I am currently floundering in "freedom," not quite sure how to fit the puzzle pieces of my obligations and occupations into the frame of my waking hours. I am spending too much time deciding what to do, and when to do it. And in my present transitional emotional state, each decision is an opportunity for reflection and a ruminative, and often fruitless, search for meaning. I need some structure.
Why, then, is it so difficult to use any one of the dozens of schemes I have learned about for giving form to my daily activities? As with other resistances that plague me in my quest to get it together, I am partly in flight from myself. In the past, my attempts to employ routine have been so overdone that I've conjured lists of tasks specified to the point of inanity. For example, should I need to include a designated time for trimming my nails? For petting my dog? Apparently, I have a forest and trees issue. Cutting to the chase, and staying focused on the big picture are not strengths for me.
Maybe it's all the multitasking I have been influenced to engage in. Experts such as Dr. David Meyer warn that trying to do more than one thing at a time taxes our brains beyond their two-lobe capacity, decreases efficiency because of time lost in switching between tasks, diminishes focus and can impair short-term memory.
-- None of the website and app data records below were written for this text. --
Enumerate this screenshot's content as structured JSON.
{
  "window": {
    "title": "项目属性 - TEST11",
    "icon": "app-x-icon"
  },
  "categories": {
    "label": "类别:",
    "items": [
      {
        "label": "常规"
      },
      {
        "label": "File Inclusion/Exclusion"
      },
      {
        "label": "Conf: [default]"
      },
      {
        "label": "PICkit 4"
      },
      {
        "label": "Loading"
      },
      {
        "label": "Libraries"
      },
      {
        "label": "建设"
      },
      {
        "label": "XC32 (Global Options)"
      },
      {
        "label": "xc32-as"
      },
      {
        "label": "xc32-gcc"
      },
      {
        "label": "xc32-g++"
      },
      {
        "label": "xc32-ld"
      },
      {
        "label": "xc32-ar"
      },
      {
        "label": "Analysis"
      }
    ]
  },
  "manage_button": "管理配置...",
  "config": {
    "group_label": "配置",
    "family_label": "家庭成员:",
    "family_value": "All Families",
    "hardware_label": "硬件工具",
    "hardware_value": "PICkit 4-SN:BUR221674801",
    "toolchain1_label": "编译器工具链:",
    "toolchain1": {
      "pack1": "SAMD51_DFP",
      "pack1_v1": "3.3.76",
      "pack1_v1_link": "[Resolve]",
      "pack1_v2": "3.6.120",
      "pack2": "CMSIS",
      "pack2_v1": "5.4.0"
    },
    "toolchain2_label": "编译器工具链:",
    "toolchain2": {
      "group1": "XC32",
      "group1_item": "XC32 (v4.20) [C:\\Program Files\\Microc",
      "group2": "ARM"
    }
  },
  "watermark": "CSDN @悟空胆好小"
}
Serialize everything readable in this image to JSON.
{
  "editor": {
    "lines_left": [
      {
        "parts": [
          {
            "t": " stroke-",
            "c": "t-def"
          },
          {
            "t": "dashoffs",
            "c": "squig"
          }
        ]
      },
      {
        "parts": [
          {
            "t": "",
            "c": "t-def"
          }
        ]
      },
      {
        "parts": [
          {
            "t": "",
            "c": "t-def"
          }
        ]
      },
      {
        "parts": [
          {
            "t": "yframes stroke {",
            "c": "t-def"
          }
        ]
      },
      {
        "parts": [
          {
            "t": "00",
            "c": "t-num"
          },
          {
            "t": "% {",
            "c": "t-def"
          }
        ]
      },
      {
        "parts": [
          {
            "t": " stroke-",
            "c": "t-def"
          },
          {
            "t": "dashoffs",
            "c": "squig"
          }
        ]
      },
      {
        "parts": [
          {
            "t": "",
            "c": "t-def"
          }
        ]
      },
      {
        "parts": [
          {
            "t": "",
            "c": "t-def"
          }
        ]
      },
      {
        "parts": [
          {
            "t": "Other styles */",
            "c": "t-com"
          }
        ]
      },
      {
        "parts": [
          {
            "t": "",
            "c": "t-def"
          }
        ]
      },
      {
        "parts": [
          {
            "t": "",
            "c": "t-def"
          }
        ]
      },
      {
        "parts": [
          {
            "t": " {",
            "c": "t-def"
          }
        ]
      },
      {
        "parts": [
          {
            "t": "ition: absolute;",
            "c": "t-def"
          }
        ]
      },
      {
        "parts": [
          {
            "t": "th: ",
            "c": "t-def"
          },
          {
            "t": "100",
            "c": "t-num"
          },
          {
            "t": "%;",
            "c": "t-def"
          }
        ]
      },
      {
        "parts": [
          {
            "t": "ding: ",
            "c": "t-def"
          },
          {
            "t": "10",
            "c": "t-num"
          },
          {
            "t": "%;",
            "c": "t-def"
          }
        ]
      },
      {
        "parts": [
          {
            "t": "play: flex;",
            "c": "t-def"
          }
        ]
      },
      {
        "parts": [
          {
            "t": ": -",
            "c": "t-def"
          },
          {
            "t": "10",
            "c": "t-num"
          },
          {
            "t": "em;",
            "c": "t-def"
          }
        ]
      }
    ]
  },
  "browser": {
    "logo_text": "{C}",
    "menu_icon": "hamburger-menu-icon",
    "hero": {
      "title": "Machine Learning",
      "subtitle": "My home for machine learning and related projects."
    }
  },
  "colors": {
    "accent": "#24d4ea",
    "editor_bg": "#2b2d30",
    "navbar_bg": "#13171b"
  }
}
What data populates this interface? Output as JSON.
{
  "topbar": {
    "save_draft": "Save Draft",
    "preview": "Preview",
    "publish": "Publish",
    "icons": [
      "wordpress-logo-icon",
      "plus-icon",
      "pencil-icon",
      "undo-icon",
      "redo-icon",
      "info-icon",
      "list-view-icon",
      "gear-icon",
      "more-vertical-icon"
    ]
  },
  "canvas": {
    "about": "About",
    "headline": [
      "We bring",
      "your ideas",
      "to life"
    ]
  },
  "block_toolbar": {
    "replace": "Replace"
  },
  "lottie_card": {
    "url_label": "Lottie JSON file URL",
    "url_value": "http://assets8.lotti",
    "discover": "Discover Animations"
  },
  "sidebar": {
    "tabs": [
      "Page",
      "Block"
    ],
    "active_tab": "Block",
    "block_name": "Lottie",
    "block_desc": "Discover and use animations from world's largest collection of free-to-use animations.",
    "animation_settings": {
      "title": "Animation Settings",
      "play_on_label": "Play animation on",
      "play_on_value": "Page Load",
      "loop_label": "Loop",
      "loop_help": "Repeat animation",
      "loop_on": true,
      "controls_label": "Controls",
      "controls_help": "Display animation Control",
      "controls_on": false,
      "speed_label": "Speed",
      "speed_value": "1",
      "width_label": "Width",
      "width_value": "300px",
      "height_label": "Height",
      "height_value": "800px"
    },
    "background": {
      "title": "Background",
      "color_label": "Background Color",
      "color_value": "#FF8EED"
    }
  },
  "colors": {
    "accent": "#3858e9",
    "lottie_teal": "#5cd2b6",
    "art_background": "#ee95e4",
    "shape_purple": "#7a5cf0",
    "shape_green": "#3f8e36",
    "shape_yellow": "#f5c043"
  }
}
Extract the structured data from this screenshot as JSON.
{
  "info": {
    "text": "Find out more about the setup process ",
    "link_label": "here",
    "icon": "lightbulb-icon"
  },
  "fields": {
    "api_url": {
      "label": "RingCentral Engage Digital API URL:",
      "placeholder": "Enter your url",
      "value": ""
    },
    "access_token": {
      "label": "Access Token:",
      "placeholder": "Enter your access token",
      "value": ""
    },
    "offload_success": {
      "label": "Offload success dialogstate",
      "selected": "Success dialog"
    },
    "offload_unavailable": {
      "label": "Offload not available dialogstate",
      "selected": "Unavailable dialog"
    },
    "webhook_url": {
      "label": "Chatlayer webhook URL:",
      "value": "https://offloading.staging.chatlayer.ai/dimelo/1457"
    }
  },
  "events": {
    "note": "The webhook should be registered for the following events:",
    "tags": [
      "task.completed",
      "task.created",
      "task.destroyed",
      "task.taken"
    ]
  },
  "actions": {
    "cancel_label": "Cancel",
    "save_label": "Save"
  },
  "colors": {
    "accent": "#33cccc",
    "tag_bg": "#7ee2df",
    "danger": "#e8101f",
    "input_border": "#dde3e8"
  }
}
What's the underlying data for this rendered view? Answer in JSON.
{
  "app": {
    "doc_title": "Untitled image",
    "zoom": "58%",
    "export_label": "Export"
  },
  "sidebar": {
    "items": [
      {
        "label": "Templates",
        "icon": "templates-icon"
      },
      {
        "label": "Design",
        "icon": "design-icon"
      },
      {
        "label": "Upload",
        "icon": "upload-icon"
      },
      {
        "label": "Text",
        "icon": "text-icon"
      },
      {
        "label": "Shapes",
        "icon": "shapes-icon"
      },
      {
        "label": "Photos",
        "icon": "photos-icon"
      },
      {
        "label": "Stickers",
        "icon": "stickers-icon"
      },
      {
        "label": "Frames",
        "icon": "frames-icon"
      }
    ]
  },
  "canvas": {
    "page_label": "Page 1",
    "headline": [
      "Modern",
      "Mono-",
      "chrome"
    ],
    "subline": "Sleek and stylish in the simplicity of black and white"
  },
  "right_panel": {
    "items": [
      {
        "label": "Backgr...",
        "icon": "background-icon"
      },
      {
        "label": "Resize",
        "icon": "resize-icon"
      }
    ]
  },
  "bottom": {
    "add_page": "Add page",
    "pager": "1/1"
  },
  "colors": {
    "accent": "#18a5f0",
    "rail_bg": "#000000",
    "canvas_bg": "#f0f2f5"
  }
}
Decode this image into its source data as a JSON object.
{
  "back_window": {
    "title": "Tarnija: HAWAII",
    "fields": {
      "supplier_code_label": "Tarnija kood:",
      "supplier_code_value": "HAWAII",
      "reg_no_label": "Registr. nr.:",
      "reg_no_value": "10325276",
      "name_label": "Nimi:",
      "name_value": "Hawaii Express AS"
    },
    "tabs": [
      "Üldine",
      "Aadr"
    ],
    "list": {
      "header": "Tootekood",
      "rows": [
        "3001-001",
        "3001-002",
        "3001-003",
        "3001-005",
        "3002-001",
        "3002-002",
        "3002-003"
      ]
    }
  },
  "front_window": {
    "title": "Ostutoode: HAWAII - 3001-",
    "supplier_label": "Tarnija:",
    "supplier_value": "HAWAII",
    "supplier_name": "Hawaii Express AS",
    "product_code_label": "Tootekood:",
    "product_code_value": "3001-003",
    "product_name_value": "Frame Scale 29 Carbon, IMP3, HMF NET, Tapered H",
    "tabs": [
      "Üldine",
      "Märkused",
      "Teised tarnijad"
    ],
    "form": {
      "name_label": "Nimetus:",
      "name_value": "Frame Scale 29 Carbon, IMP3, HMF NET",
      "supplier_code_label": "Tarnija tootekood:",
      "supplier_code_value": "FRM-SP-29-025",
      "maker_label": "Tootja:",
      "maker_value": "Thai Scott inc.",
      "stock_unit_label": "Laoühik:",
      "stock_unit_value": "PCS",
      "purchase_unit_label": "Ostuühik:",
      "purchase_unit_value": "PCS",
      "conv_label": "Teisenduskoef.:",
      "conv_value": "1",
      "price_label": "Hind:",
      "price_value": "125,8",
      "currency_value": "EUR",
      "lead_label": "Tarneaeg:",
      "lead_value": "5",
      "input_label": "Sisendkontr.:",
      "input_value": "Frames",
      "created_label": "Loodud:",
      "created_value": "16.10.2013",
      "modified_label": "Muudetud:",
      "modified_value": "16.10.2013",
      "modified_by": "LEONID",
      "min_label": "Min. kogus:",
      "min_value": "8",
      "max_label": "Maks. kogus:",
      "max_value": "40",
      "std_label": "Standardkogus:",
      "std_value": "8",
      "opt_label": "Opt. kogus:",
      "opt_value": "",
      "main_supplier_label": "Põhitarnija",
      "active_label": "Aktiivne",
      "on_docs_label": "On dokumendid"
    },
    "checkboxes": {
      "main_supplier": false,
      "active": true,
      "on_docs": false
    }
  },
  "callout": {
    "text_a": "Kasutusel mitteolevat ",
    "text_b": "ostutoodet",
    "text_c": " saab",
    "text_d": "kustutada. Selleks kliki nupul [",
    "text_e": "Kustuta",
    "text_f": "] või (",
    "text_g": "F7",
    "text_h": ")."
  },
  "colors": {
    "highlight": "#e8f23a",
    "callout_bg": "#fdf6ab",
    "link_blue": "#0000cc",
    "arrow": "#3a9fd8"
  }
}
In any case, I am motivated to try again. I long for the comfort of some level of prearranged order in my day. I want to make some decisions once, and not confront them again for awhile. I crave a bit of predictability.
Here are three resources I have found that I intend to rely on as I construct a workable scaffolding. The first is an article entitled "Time Management Essentials: 13 Routines For Improving Your Life," on Freestyle Mind: Productivity and Life Hacks, which offers a daily, weekly, and monthly set of routines that are basic enough to avoid the nail-trimming, dog-petting trap. The second is "Organize Your Day With Routines," a little pep talk on BellaOnline: The Voice of Women, recommending the use of routines for transitional times of the day. The third is "Daily Routines: How writers, artists, and other interesting people organize their days." It begins, intriguingly, with an interview with Simone de Beauvoir, which includes the question "When do you see Sartre?," and de Beauvoir's response, "Every evening and often at lunchtime. I generally work at his place in the afternoon." This example should be helpful should I need to squeeze regular contact with a famous existentialist novelist into my overall agenda.
I'll get back to you on what I manage to distill from these and other thoughts on the subject. In the meantime, I have decided that for today--this being the last day my gym will be open until Saturday because of Rosh Hashana--I need to go swimming. Right now.